Count the lines in the data below holding the string "Messages" and write the total by itself.

Dataset entries: Begin

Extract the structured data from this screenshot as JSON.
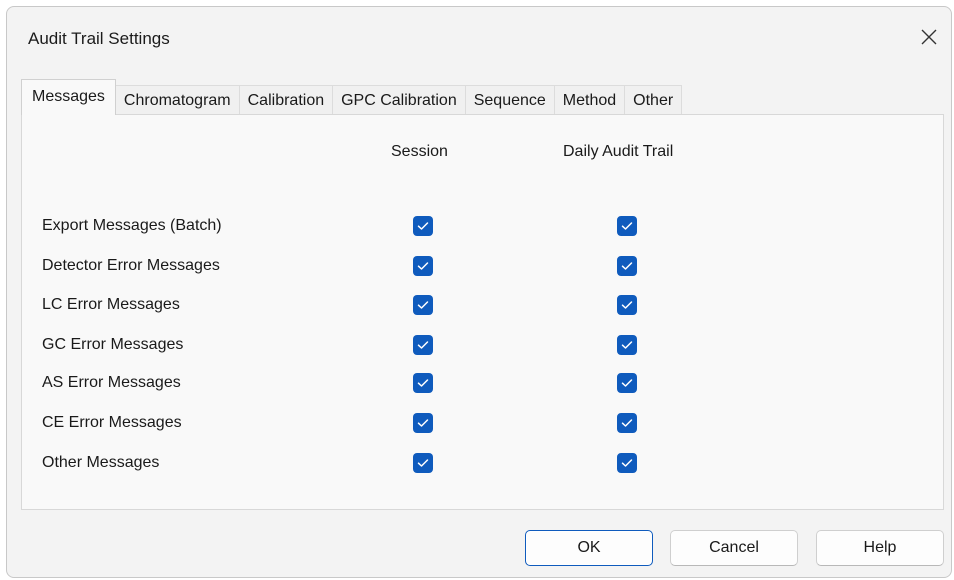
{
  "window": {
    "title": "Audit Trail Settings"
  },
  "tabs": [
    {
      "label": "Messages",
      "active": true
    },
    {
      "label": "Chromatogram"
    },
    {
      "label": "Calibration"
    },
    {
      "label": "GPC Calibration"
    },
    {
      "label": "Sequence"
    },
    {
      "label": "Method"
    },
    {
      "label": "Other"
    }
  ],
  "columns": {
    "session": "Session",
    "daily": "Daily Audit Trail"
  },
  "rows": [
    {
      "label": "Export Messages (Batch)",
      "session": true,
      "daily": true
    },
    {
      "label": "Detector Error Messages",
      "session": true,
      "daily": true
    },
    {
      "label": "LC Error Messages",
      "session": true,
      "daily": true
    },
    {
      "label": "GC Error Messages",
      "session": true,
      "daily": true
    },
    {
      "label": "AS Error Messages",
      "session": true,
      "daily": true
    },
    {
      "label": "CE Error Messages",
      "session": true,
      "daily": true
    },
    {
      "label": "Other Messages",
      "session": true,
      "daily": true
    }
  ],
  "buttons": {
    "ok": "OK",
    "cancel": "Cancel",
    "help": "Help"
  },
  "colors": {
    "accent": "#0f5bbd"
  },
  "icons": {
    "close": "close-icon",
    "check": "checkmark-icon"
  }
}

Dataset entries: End
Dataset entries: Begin

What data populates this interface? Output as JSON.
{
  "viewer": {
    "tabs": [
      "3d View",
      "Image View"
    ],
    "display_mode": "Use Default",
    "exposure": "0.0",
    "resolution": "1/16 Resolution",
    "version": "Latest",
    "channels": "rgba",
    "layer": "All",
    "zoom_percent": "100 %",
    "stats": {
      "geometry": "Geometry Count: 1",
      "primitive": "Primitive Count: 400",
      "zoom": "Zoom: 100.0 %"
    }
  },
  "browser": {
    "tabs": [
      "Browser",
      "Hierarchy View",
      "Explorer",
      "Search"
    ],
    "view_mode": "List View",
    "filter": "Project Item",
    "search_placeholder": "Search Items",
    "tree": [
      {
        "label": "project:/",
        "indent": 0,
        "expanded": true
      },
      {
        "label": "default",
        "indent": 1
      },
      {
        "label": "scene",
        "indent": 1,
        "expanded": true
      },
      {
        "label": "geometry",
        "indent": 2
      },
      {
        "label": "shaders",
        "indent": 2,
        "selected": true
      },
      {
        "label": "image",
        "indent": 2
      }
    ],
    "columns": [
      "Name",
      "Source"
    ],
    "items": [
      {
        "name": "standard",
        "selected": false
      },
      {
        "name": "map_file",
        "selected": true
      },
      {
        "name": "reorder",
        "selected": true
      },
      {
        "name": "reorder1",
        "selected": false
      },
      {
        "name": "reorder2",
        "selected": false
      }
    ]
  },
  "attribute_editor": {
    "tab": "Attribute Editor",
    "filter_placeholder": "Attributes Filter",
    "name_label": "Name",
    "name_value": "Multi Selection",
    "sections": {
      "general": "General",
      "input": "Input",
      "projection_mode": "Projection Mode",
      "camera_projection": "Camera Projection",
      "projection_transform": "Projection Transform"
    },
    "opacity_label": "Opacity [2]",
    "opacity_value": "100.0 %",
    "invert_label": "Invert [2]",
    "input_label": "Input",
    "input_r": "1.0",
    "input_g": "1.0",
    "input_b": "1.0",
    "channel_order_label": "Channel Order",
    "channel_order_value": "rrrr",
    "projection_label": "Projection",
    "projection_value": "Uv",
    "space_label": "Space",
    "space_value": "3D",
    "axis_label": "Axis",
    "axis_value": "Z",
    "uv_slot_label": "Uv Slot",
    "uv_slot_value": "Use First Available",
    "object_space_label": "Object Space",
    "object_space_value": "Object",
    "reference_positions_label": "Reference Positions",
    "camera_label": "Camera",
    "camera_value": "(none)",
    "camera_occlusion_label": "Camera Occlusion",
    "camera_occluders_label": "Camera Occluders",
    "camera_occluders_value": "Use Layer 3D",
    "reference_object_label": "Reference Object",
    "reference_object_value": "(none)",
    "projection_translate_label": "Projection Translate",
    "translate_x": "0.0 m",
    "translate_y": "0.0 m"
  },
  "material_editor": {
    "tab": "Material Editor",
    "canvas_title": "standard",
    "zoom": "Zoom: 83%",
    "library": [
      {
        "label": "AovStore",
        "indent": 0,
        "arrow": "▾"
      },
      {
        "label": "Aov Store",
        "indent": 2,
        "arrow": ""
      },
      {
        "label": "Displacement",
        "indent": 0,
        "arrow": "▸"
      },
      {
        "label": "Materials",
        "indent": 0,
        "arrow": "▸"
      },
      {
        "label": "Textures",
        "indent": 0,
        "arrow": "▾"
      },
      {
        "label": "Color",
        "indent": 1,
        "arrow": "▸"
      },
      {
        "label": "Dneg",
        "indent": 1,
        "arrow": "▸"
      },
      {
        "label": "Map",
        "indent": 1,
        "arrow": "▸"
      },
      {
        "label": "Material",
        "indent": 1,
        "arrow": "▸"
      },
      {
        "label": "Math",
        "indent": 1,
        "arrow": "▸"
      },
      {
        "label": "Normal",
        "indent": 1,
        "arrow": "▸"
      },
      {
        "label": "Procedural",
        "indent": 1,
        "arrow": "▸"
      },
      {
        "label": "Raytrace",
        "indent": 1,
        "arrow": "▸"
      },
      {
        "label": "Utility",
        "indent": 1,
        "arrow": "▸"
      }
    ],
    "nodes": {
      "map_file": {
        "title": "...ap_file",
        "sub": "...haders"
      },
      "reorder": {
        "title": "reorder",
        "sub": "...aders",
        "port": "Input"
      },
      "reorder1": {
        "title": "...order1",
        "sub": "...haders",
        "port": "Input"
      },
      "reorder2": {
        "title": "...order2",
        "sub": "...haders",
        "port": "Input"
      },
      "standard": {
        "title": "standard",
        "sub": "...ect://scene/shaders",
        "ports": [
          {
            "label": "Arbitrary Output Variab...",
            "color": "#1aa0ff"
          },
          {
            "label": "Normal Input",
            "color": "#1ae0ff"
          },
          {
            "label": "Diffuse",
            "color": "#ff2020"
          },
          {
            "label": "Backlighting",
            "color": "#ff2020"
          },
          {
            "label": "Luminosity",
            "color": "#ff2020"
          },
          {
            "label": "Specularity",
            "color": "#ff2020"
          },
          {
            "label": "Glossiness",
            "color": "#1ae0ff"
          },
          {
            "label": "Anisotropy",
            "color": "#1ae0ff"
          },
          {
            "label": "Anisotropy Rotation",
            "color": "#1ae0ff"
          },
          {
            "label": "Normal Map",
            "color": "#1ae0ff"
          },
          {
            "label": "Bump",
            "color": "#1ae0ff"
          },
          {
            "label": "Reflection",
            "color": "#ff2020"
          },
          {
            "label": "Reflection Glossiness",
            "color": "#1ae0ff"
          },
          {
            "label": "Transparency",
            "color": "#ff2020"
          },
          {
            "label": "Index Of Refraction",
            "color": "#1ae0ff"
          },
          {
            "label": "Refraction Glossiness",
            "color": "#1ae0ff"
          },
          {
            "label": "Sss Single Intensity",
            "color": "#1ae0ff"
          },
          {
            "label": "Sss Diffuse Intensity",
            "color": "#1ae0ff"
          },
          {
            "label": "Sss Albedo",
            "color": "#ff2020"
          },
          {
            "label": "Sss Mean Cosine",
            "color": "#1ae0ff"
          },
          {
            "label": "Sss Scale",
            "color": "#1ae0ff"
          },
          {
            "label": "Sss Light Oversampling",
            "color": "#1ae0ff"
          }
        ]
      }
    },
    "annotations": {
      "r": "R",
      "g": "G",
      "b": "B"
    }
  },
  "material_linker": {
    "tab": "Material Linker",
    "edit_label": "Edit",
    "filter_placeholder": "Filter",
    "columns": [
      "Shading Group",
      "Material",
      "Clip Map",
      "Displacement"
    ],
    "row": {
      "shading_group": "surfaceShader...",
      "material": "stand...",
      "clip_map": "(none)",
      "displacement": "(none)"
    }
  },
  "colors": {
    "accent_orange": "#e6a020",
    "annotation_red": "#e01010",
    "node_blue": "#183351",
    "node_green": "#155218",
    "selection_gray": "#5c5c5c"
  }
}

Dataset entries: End

▶ **Solution to the exercise**: 8